- The buyer is not eligible for a mortgage
If you suspect that the buyer will not be able to get a loan sufficient for the offer, then you can refuse them. For instance, if a buyer has a poor credit score or cannot obtain a loan, then you can lawfully refuse them.
You don’t want their offer to fall through, so if they cannot prove that they can get a loan you can deny them. You can let them know that if they obtain a loan commitment you can consider their offer.
- You want to take your house off the market
If you decide to keep your house rather than sell, you have the right to refuse an offer from anyone. You do not legally have to sell your house just because you listed it. However, if this is your reason for refusing to sell to a buyer, you cannot just sell to someone else.
Reasons You Cannot Refuse a Buyer
You cannot choose who buys your home based on discriminatory factors, otherwise, you could face legal action. Under the Fair Housing Act, a homebuyer’s race, sex, familial status, religion, and national origin are protected. In some states, the law also prevents discrimination for sexual orientation.
If you violate the law by refusing to sell based on one of these factors, you can face serious penalties and a lawsuit.
Choosing Between Multiple Offers

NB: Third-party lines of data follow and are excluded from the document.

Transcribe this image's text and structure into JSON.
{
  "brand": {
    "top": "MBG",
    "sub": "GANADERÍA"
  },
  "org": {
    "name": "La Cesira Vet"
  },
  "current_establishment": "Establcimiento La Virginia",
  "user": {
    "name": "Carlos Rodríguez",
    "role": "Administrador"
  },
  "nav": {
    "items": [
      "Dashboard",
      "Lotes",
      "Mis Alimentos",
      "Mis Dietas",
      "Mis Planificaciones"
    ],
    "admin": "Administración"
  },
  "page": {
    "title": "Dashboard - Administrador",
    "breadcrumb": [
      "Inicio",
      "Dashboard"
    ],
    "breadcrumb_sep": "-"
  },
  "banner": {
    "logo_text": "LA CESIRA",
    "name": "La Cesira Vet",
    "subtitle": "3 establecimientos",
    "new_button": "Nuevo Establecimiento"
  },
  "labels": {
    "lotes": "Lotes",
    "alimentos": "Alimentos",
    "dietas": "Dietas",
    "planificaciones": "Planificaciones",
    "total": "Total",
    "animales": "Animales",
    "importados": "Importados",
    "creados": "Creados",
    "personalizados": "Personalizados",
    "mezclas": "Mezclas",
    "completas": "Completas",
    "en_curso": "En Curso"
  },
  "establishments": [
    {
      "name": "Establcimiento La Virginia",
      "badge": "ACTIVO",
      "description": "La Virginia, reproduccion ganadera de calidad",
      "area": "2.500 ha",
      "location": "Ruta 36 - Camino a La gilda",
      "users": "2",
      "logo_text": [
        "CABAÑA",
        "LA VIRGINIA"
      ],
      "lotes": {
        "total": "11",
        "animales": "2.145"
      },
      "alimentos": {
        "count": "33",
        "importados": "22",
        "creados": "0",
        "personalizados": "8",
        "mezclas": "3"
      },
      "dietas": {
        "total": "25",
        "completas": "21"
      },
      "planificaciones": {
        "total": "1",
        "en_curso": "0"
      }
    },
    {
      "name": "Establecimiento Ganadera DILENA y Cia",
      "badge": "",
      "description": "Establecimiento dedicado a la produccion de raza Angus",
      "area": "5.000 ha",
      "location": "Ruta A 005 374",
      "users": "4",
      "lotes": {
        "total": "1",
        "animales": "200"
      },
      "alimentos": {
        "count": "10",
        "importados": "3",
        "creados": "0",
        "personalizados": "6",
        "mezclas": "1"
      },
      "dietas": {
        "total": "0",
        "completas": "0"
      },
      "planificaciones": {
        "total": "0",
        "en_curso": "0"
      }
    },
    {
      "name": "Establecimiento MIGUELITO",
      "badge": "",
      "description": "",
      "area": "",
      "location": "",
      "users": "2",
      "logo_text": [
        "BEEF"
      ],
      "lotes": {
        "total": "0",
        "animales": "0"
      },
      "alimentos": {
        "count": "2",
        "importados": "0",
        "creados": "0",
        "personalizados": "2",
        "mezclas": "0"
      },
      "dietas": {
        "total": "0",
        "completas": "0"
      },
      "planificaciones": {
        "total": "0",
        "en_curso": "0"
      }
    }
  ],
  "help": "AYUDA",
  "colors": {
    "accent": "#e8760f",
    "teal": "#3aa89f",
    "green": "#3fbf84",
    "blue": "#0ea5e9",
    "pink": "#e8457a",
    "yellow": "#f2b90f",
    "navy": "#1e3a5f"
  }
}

If you get multiple offers on your home, then you can select who you sell your house to based on the price, timing, and any concessions the buyers have requested. You can also let the buyers know that you have multiple offers and ask them to provide their best offers. Alternatively, you could just accept offers based on first-come, first-serve to ensure you get an offer.
If price is the most important factor in your choice, then you may just go with whoever has the highest bid or the highest cash offer. However, when calculating which offer will bring you the most profit, take into account all of your expenses. Keep in mind that you will still have to pay for fees, taxes, closing costs, and potential home improvements.
Speaking of home improvements, some buyers will ask you to make concessions, or price reductions, for repair costs, HOA fees, or closing costs. Concessions are not always bad, as they can qualify as a tax deduction and make a deal more appealing. However, if you have multiple offers to choose from, go with the buyer asking for the fewest concessions because it will make it easier for you and increase your profit.
The final consideration is timing. Typically, a seller’s goal is to close the deal as soon as possible. If you have multiple offers, you will likely want to choose the one ready to close in a few weeks, rather than a few months.
Ultimately, you do have quite a bit of control over who buys your house. While you cannot legally discriminate against protected classes, there are legal reasons to refuse an offer. In today’s market, you may get a few offers on your home and you have the right to choose between them. You may choose based on the profit you’ll make, concessions required, and/or timing.
A real estate agent can also guide you through how to choose who buys your house from multiple offers. They will be familiar with the market and the law and can help simplify the process of selling your home. But, ultimately, choosing the best buyer is up to you.